Assigned task —
Restate the listing below line for line and word for word, without the pictures.

** Opening Supplied records block **

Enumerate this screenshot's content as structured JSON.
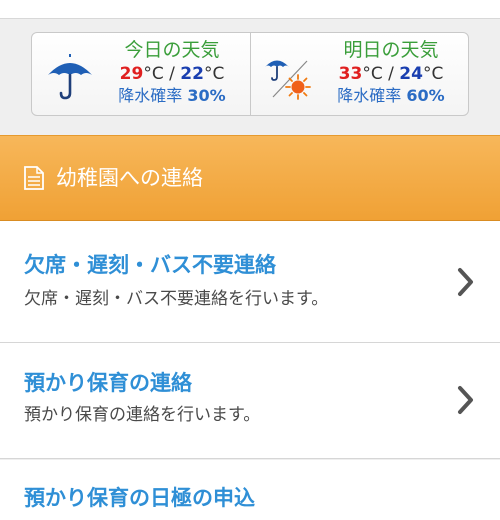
{
  "weather": {
    "today": {
      "label": "今日の天気",
      "icon": "umbrella-icon",
      "high": "29",
      "low": "22",
      "unit": "°C",
      "separator": " / ",
      "rain_label": "降水確率",
      "rain_pct": "30%"
    },
    "tomorrow": {
      "label": "明日の天気",
      "icon": "umbrella-sun-icon",
      "high": "33",
      "low": "24",
      "unit": "°C",
      "separator": " / ",
      "rain_label": "降水確率",
      "rain_pct": "60%"
    }
  },
  "section": {
    "icon": "document-icon",
    "title": "幼稚園への連絡"
  },
  "items": [
    {
      "title": "欠席・遅刻・バス不要連絡",
      "desc": "欠席・遅刻・バス不要連絡を行います。"
    },
    {
      "title": "預かり保育の連絡",
      "desc": "預かり保育の連絡を行います。"
    },
    {
      "title": "預かり保育の日極の申込",
      "desc": ""
    }
  ],
  "colors": {
    "accent_orange": "#f0a135",
    "link_blue": "#2f8fd6",
    "label_green": "#3a9e3a",
    "high_red": "#e02020",
    "low_blue": "#1a3fb0"
  }
}
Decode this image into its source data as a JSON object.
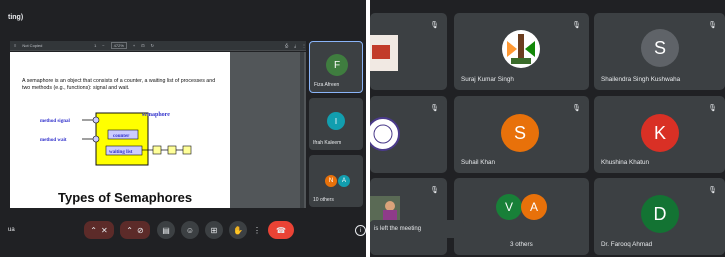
{
  "left_pane": {
    "window_title_fragment": "ting)",
    "pdf_toolbar": {
      "filename": "Not Copied",
      "zoom": "472%",
      "page_indicator": "1"
    },
    "slide": {
      "text_line_1": "A semaphore is an object that consists of a counter, a waiting list of processes and",
      "text_line_2": "two methods (e.g., functions): signal and wait.",
      "diagram": {
        "semaphore_label": "semaphore",
        "method_signal_label": "method signal",
        "method_wait_label": "method wait",
        "counter_label": "counter",
        "waiting_list_label": "waiting list"
      },
      "heading": "Types of Semaphores"
    },
    "side_participants": [
      {
        "name": "Fiza Afreen",
        "initial": "F",
        "color": "#3f7d3f",
        "active": true
      },
      {
        "name": "Ifrah Kaleem",
        "initial": "I",
        "color": "#129eaf",
        "active": false
      },
      {
        "name": "10 others",
        "initials": [
          "N",
          "A"
        ],
        "colors": [
          "#e8710a",
          "#129eaf"
        ],
        "active": false
      }
    ],
    "bottom_bar": {
      "self_name_fragment": "ua",
      "info_glyph": "i"
    }
  },
  "right_pane": {
    "tiles": [
      {
        "name": "",
        "type": "image",
        "muted": true
      },
      {
        "name": "Suraj Kumar Singh",
        "type": "image",
        "muted": true
      },
      {
        "name": "Shailendra Singh Kushwaha",
        "initial": "S",
        "color": "#5f6368",
        "muted": true
      },
      {
        "name": "",
        "type": "image",
        "muted": true
      },
      {
        "name": "Suhail Khan",
        "initial": "S",
        "color": "#e8710a",
        "muted": true
      },
      {
        "name": "Khushina Khatun",
        "initial": "K",
        "color": "#d93025",
        "muted": true
      },
      {
        "name": "",
        "type": "image",
        "muted": true
      },
      {
        "name": "3 others",
        "initials": [
          "V",
          "A"
        ],
        "colors": [
          "#188038",
          "#e8710a"
        ],
        "muted": false
      },
      {
        "name": "Dr. Farooq Ahmad",
        "initial": "D",
        "color": "#137333",
        "muted": true
      }
    ],
    "toast": "is left the meeting"
  }
}
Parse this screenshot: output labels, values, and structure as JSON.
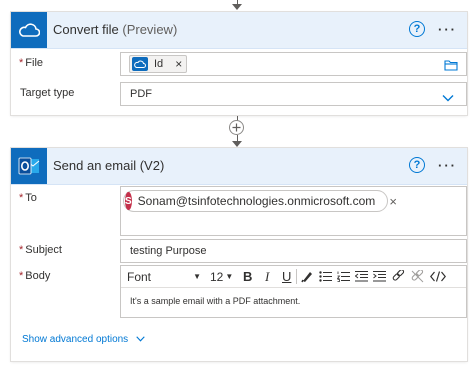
{
  "convert_card": {
    "title": "Convert file",
    "title_suffix": "(Preview)",
    "file_label": "File",
    "file_token": "Id",
    "target_type_label": "Target type",
    "target_type_value": "PDF"
  },
  "email_card": {
    "title": "Send an email (V2)",
    "to_label": "To",
    "to_avatar_letter": "S",
    "to_value": "Sonam@tsinfotechnologies.onmicrosoft.com",
    "subject_label": "Subject",
    "subject_value": "testing Purpose",
    "body_label": "Body",
    "toolbar": {
      "font": "Font",
      "font_size": "12",
      "bold": "B",
      "italic": "I",
      "underline": "U"
    },
    "body_value": "It's a sample email with a PDF attachment.",
    "advanced_link": "Show advanced options"
  },
  "common": {
    "help_glyph": "?",
    "more_glyph": "···",
    "required_mark": "*",
    "token_close": "×"
  },
  "colors": {
    "accent": "#0078d4",
    "header_bg": "#e8f1fb",
    "avatar": "#c4314b",
    "outlook_blue": "#0f6cbd"
  }
}
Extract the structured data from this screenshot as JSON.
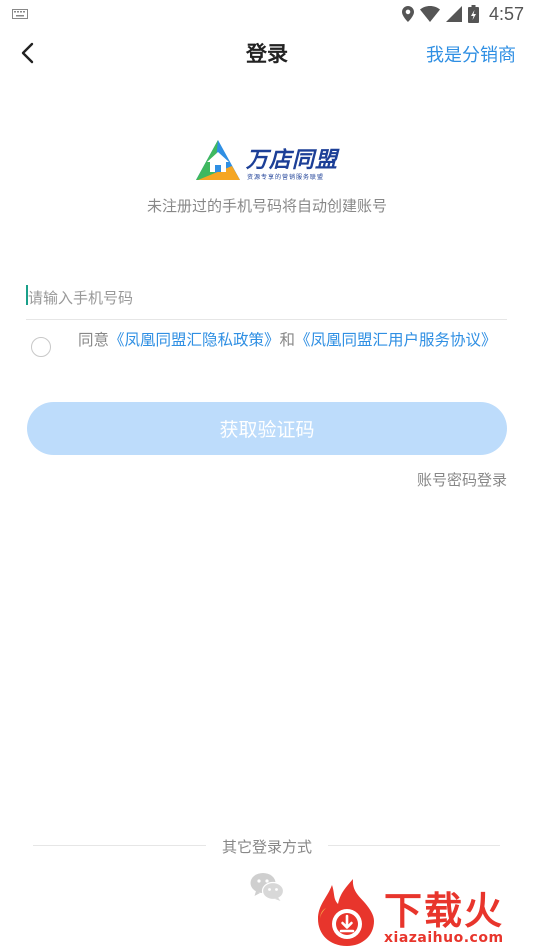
{
  "status_bar": {
    "time": "4:57",
    "icons": [
      "keyboard-icon",
      "location-icon",
      "wifi-icon",
      "signal-icon",
      "battery-icon"
    ]
  },
  "nav": {
    "back_icon": "chevron-left-icon",
    "title": "登录",
    "right_link": "我是分销商"
  },
  "logo": {
    "name": "万店同盟",
    "slogan": "资源专享的营销服务联盟"
  },
  "subtitle": "未注册过的手机号码将自动创建账号",
  "phone_input": {
    "value": "",
    "placeholder": "请输入手机号码"
  },
  "agreement": {
    "checked": false,
    "prefix": "同意",
    "privacy_link": "《凤凰同盟汇隐私政策》",
    "conjunction": "和",
    "service_link": "《凤凰同盟汇用户服务协议》"
  },
  "get_code_button": "获取验证码",
  "password_login_link": "账号密码登录",
  "other_login": {
    "label": "其它登录方式",
    "wechat_icon": "wechat-icon"
  },
  "watermark": {
    "name": "下载火",
    "domain": "xiazaihuo.com"
  },
  "colors": {
    "accent": "#2f8fe3",
    "button_disabled": "#bddcfb",
    "logo_blue": "#1c3f97",
    "watermark_red": "#e8352c"
  }
}
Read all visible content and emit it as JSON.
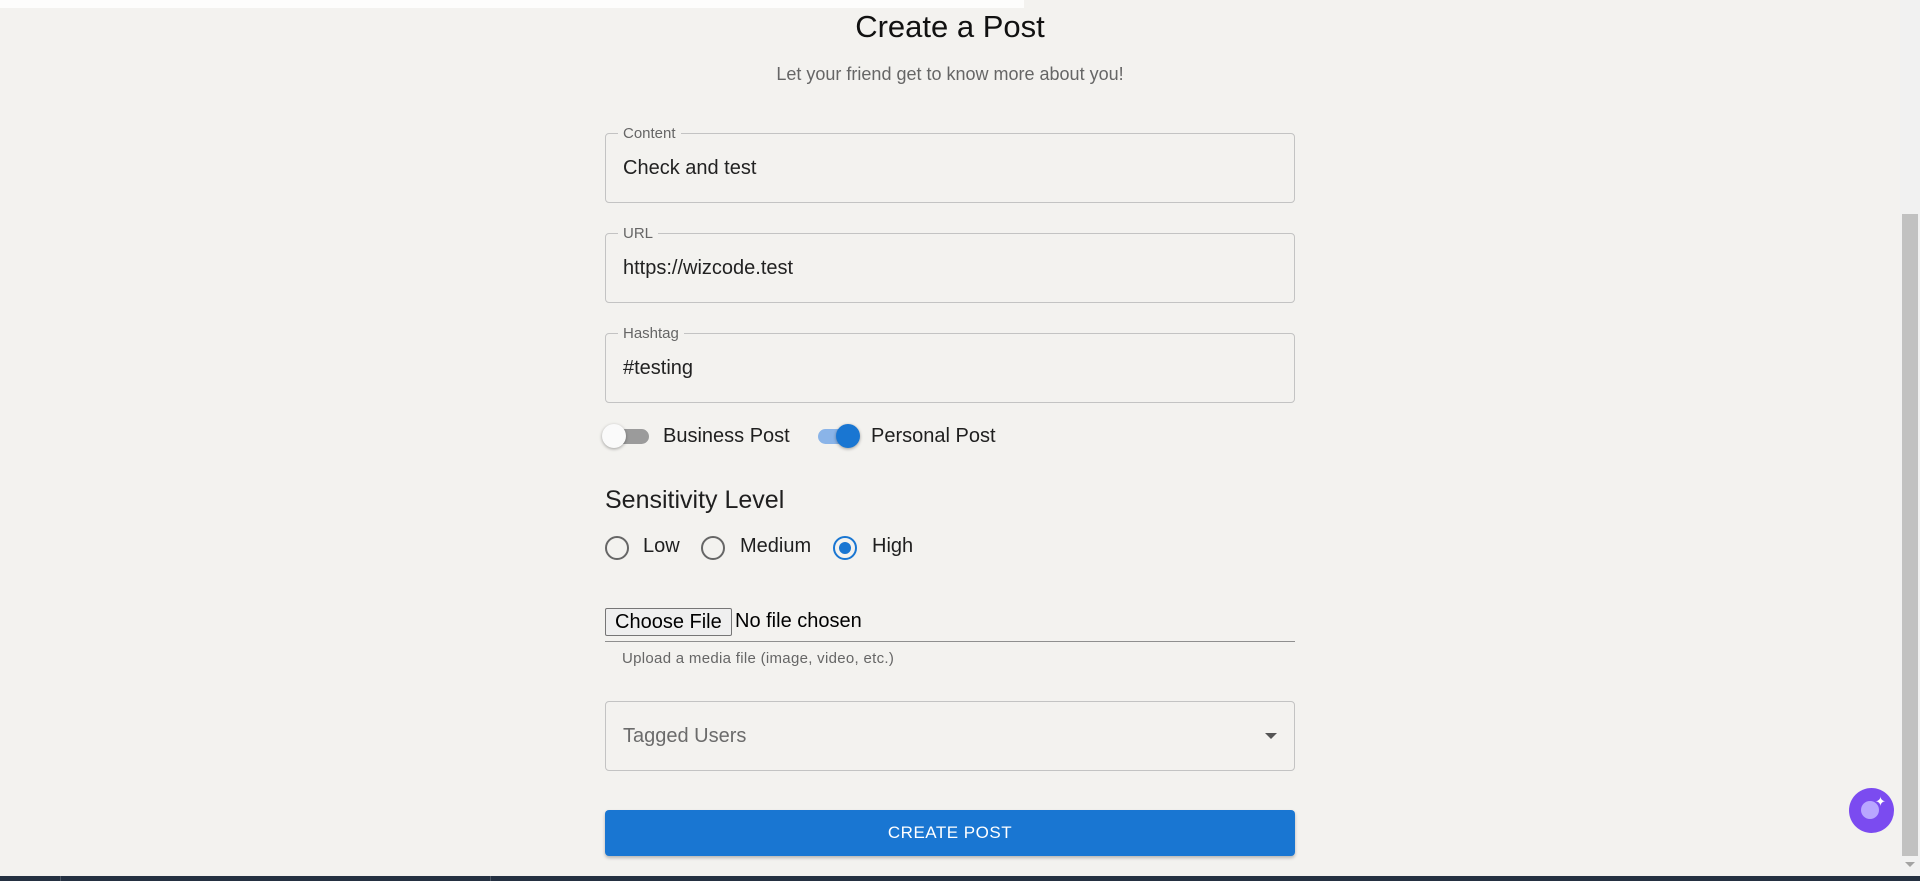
{
  "header": {
    "title": "Create a Post",
    "subtitle": "Let your friend get to know more about you!"
  },
  "fields": {
    "content": {
      "label": "Content",
      "value": "Check and test"
    },
    "url": {
      "label": "URL",
      "value": "https://wizcode.test"
    },
    "hashtag": {
      "label": "Hashtag",
      "value": "#testing"
    }
  },
  "switches": {
    "business": {
      "label": "Business Post",
      "checked": false
    },
    "personal": {
      "label": "Personal Post",
      "checked": true
    }
  },
  "sensitivity": {
    "title": "Sensitivity Level",
    "options": [
      {
        "label": "Low",
        "checked": false
      },
      {
        "label": "Medium",
        "checked": false
      },
      {
        "label": "High",
        "checked": true
      }
    ]
  },
  "file_upload": {
    "button_label": "Choose File",
    "status": "No file chosen",
    "helper": "Upload a media file (image, video, etc.)"
  },
  "tagged_users": {
    "placeholder": "Tagged Users"
  },
  "submit": {
    "label": "CREATE POST"
  },
  "colors": {
    "primary": "#1976d2",
    "background": "#f3f2ef",
    "assistant_fab": "#7b4bf0"
  },
  "icons": {
    "fab": "assistant-sparkle-icon",
    "select_arrow": "caret-down-icon"
  }
}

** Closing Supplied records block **

Exercise solution —
Enumerate this screenshot's content as structured JSON.
{
  "weather": {
    "today": {
      "label": "今日の天気",
      "icon": "umbrella-icon",
      "high": "29",
      "low": "22",
      "unit": "°C",
      "separator": " / ",
      "rain_label": "降水確率",
      "rain_pct": "30%"
    },
    "tomorrow": {
      "label": "明日の天気",
      "icon": "umbrella-sun-icon",
      "high": "33",
      "low": "24",
      "unit": "°C",
      "separator": " / ",
      "rain_label": "降水確率",
      "rain_pct": "60%"
    }
  },
  "section": {
    "icon": "document-icon",
    "title": "幼稚園への連絡"
  },
  "items": [
    {
      "title": "欠席・遅刻・バス不要連絡",
      "desc": "欠席・遅刻・バス不要連絡を行います。"
    },
    {
      "title": "預かり保育の連絡",
      "desc": "預かり保育の連絡を行います。"
    },
    {
      "title": "預かり保育の日極の申込",
      "desc": ""
    }
  ],
  "colors": {
    "accent_orange": "#f0a135",
    "link_blue": "#2f8fd6",
    "label_green": "#3a9e3a",
    "high_red": "#e02020",
    "low_blue": "#1a3fb0"
  }
}
Decode this image into its source data as a JSON object.
{
  "left_pane": {
    "window_title_fragment": "ting)",
    "pdf_toolbar": {
      "filename": "Not Copied",
      "zoom": "472%",
      "page_indicator": "1"
    },
    "slide": {
      "text_line_1": "A semaphore is an object that consists of a counter, a waiting list of processes and",
      "text_line_2": "two methods (e.g., functions): signal and wait.",
      "diagram": {
        "semaphore_label": "semaphore",
        "method_signal_label": "method signal",
        "method_wait_label": "method wait",
        "counter_label": "counter",
        "waiting_list_label": "waiting list"
      },
      "heading": "Types of Semaphores"
    },
    "side_participants": [
      {
        "name": "Fiza Afreen",
        "initial": "F",
        "color": "#3f7d3f",
        "active": true
      },
      {
        "name": "Ifrah Kaleem",
        "initial": "I",
        "color": "#129eaf",
        "active": false
      },
      {
        "name": "10 others",
        "initials": [
          "N",
          "A"
        ],
        "colors": [
          "#e8710a",
          "#129eaf"
        ],
        "active": false
      }
    ],
    "bottom_bar": {
      "self_name_fragment": "ua",
      "info_glyph": "i"
    }
  },
  "right_pane": {
    "tiles": [
      {
        "name": "",
        "type": "image",
        "muted": true
      },
      {
        "name": "Suraj Kumar Singh",
        "type": "image",
        "muted": true
      },
      {
        "name": "Shailendra Singh Kushwaha",
        "initial": "S",
        "color": "#5f6368",
        "muted": true
      },
      {
        "name": "",
        "type": "image",
        "muted": true
      },
      {
        "name": "Suhail Khan",
        "initial": "S",
        "color": "#e8710a",
        "muted": true
      },
      {
        "name": "Khushina Khatun",
        "initial": "K",
        "color": "#d93025",
        "muted": true
      },
      {
        "name": "",
        "type": "image",
        "muted": true
      },
      {
        "name": "3 others",
        "initials": [
          "V",
          "A"
        ],
        "colors": [
          "#188038",
          "#e8710a"
        ],
        "muted": false
      },
      {
        "name": "Dr. Farooq Ahmad",
        "initial": "D",
        "color": "#137333",
        "muted": true
      }
    ],
    "toast": "is left the meeting"
  }
}
Parse this screenshot: output labels, values, and structure as JSON.
{
  "convert_card": {
    "title": "Convert file",
    "title_suffix": "(Preview)",
    "file_label": "File",
    "file_token": "Id",
    "target_type_label": "Target type",
    "target_type_value": "PDF"
  },
  "email_card": {
    "title": "Send an email (V2)",
    "to_label": "To",
    "to_avatar_letter": "S",
    "to_value": "Sonam@tsinfotechnologies.onmicrosoft.com",
    "subject_label": "Subject",
    "subject_value": "testing Purpose",
    "body_label": "Body",
    "toolbar": {
      "font": "Font",
      "font_size": "12",
      "bold": "B",
      "italic": "I",
      "underline": "U"
    },
    "body_value": "It's a sample email with a PDF attachment.",
    "advanced_link": "Show advanced options"
  },
  "common": {
    "help_glyph": "?",
    "more_glyph": "···",
    "required_mark": "*",
    "token_close": "×"
  },
  "colors": {
    "accent": "#0078d4",
    "header_bg": "#e8f1fb",
    "avatar": "#c4314b",
    "outlook_blue": "#0f6cbd"
  }
}
Extract the structured data from this screenshot as JSON.
{
  "status_bar": {
    "time": "4:57",
    "icons": [
      "keyboard-icon",
      "location-icon",
      "wifi-icon",
      "signal-icon",
      "battery-icon"
    ]
  },
  "nav": {
    "back_icon": "chevron-left-icon",
    "title": "登录",
    "right_link": "我是分销商"
  },
  "logo": {
    "name": "万店同盟",
    "slogan": "资源专享的营销服务联盟"
  },
  "subtitle": "未注册过的手机号码将自动创建账号",
  "phone_input": {
    "value": "",
    "placeholder": "请输入手机号码"
  },
  "agreement": {
    "checked": false,
    "prefix": "同意",
    "privacy_link": "《凤凰同盟汇隐私政策》",
    "conjunction": "和",
    "service_link": "《凤凰同盟汇用户服务协议》"
  },
  "get_code_button": "获取验证码",
  "password_login_link": "账号密码登录",
  "other_login": {
    "label": "其它登录方式",
    "wechat_icon": "wechat-icon"
  },
  "watermark": {
    "name": "下载火",
    "domain": "xiazaihuo.com"
  },
  "colors": {
    "accent": "#2f8fe3",
    "button_disabled": "#bddcfb",
    "logo_blue": "#1c3f97",
    "watermark_red": "#e8352c"
  }
}
Read all visible content and emit it as JSON.
{
  "header": {
    "title": "Create a Post",
    "subtitle": "Let your friend get to know more about you!"
  },
  "fields": {
    "content": {
      "label": "Content",
      "value": "Check and test"
    },
    "url": {
      "label": "URL",
      "value": "https://wizcode.test"
    },
    "hashtag": {
      "label": "Hashtag",
      "value": "#testing"
    }
  },
  "switches": {
    "business": {
      "label": "Business Post",
      "checked": false
    },
    "personal": {
      "label": "Personal Post",
      "checked": true
    }
  },
  "sensitivity": {
    "title": "Sensitivity Level",
    "options": [
      {
        "label": "Low",
        "checked": false
      },
      {
        "label": "Medium",
        "checked": false
      },
      {
        "label": "High",
        "checked": true
      }
    ]
  },
  "file_upload": {
    "button_label": "Choose File",
    "status": "No file chosen",
    "helper": "Upload a media file (image, video, etc.)"
  },
  "tagged_users": {
    "placeholder": "Tagged Users"
  },
  "submit": {
    "label": "CREATE POST"
  },
  "colors": {
    "primary": "#1976d2",
    "background": "#f3f2ef",
    "assistant_fab": "#7b4bf0"
  },
  "icons": {
    "fab": "assistant-sparkle-icon",
    "select_arrow": "caret-down-icon"
  }
}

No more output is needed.